Friday, July 23, 2010
July 22, 2010: Washington - The Laundry, Two Ill-Fated Attempts at the Museum of Women in the Arts, The Library, American Art, The Zoo
Time for laundry again. This time I logged in to the website to check laundry usage: http://www.laundryview.com/calverthouse - it's strangely entrancing - machines in use are shown in red, vibrating; occupied but idle machines are shown in yellow; free machines are white. It's laid out according to the actual set-up in the room, you can view it from multiple angles. Rolling over a machine tells you how much time is left in the cycle. It's a little virtual world of laundry - it reminds me of Sim City. I suspect I may have to resist the temptation to check out the laundry activity when I'm not actually using the facilities.
In the afternoon a bus trip downtown, in a fateful attempt to visit the National Museum of Women in the Arts. According to the map it would be a quick walk from the bus stop along H Street. But by the time I had walked along H to 9th St I knew I had gone to far. Since I don't like to look like a clueless tourist by opening maps on city streets, I decided to walk down 9th to the Martin Luther King Jr library which I had visited earlier in the week - I could discreetly check my map there, while also browsing for more books. After locating the museum (I had passed it, but it was in one of those complex intersections where 3 major roads crossed each other) I walked back. Through the heat. To discover that it cost $10. What to do? There are so many other free museums here, and I only had at best an hour and a half to look around. I decided to walk back to the Smithsonian Museum of American Art. Kitty-corner from the library. In the heat. Sigh.
However, I had 45 minutes of enjoying a look back at Christo and Jean-Claude's Running Fence project, which I hadn't had time for when I visited earlier in the week. The controversy and furor this project caused was rather extraordinary (environmental assessments, town hall hearings, legal action), and there was a good film about it. In a weird coincidence, ideas I'd had earlier that day for using topographical maps as inspiration for ring designs was confirmed by seeing a large-scale topographical model of the landscape for the fence - the markings where rivers have carved a channel are just what I was thinking of.
In the evening we strolled up the street to the zoo, which was open late for an outdoor evening concert. Although we didn't listen to the music for long, it was a nice opportunity to enjoy the zoo grounds after hours (it seems that only the cut-rate animals get to stay out late - an emu, prairie dogs, turtles). We caused a turtle frenzy when we walked up to the edge of the pond - someone must be feeding them on the sly...

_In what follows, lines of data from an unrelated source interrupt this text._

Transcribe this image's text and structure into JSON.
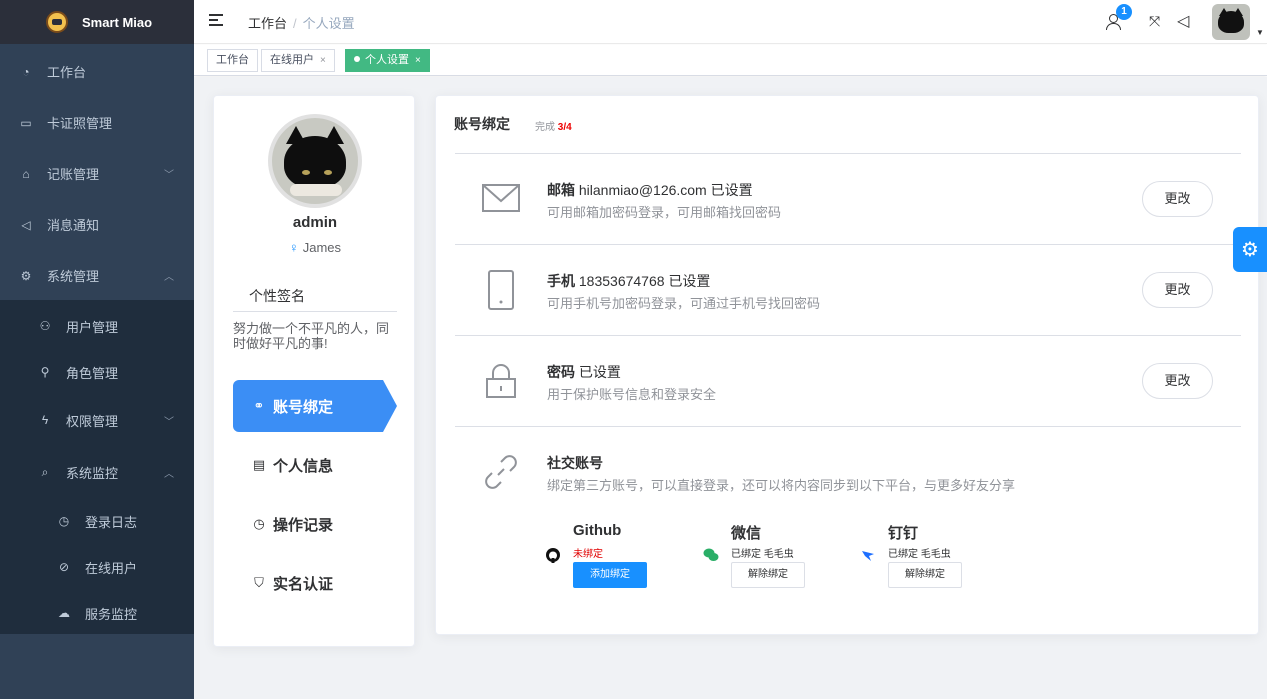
{
  "app": {
    "title": "Smart Miao"
  },
  "sidebar": {
    "items": [
      {
        "label": "工作台",
        "icon": "dashboard-icon"
      },
      {
        "label": "卡证照管理",
        "icon": "folder-icon"
      },
      {
        "label": "记账管理",
        "icon": "bank-icon"
      },
      {
        "label": "消息通知",
        "icon": "megaphone-icon"
      },
      {
        "label": "系统管理",
        "icon": "gear-icon"
      }
    ],
    "sub_items": [
      {
        "label": "用户管理",
        "icon": "user-icon"
      },
      {
        "label": "角色管理",
        "icon": "role-icon"
      },
      {
        "label": "权限管理",
        "icon": "lightning-icon"
      },
      {
        "label": "系统监控",
        "icon": "search-icon"
      }
    ],
    "monitor_items": [
      {
        "label": "登录日志",
        "icon": "clock-icon"
      },
      {
        "label": "在线用户",
        "icon": "link-icon"
      },
      {
        "label": "服务监控",
        "icon": "cloud-icon"
      }
    ]
  },
  "navbar": {
    "breadcrumb": [
      "工作台",
      "个人设置"
    ],
    "badge_count": "1"
  },
  "tags": [
    "工作台",
    "在线用户",
    "个人设置"
  ],
  "profile": {
    "username": "admin",
    "alias": "James",
    "signature_label": "个性签名",
    "signature": "努力做一个不平凡的人，同时做好平凡的事!",
    "nav": [
      "账号绑定",
      "个人信息",
      "操作记录",
      "实名认证"
    ]
  },
  "binding": {
    "title": "账号绑定",
    "progress_label": "完成",
    "progress_value": "3/4",
    "rows": [
      {
        "name": "邮箱",
        "value": "hilanmiao@126.com",
        "status": "已设置",
        "desc": "可用邮箱加密码登录，可用邮箱找回密码",
        "button": "更改"
      },
      {
        "name": "手机",
        "value": "18353674768",
        "status": "已设置",
        "desc": "可用手机号加密码登录，可通过手机号找回密码",
        "button": "更改"
      },
      {
        "name": "密码",
        "value": "",
        "status": "已设置",
        "desc": "用于保护账号信息和登录安全",
        "button": "更改"
      }
    ],
    "social": {
      "title": "社交账号",
      "desc": "绑定第三方账号，可以直接登录，还可以将内容同步到以下平台，与更多好友分享",
      "platforms": [
        {
          "name": "Github",
          "status": "未绑定",
          "button": "添加绑定",
          "status_color": "#e00000"
        },
        {
          "name": "微信",
          "status": "已绑定 毛毛虫",
          "button": "解除绑定",
          "status_color": "#303133"
        },
        {
          "name": "钉钉",
          "status": "已绑定 毛毛虫",
          "button": "解除绑定",
          "status_color": "#303133"
        }
      ]
    }
  },
  "colors": {
    "sidebar_bg": "#304156",
    "accent": "#1890ff",
    "tag_active": "#42b983"
  }
}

Photos: the completed Running Fence 1976 (photo Jean-Claude, Smithsonian website); construction of the fence 1976 (photo Wolfgang Volz, Smithsonian website)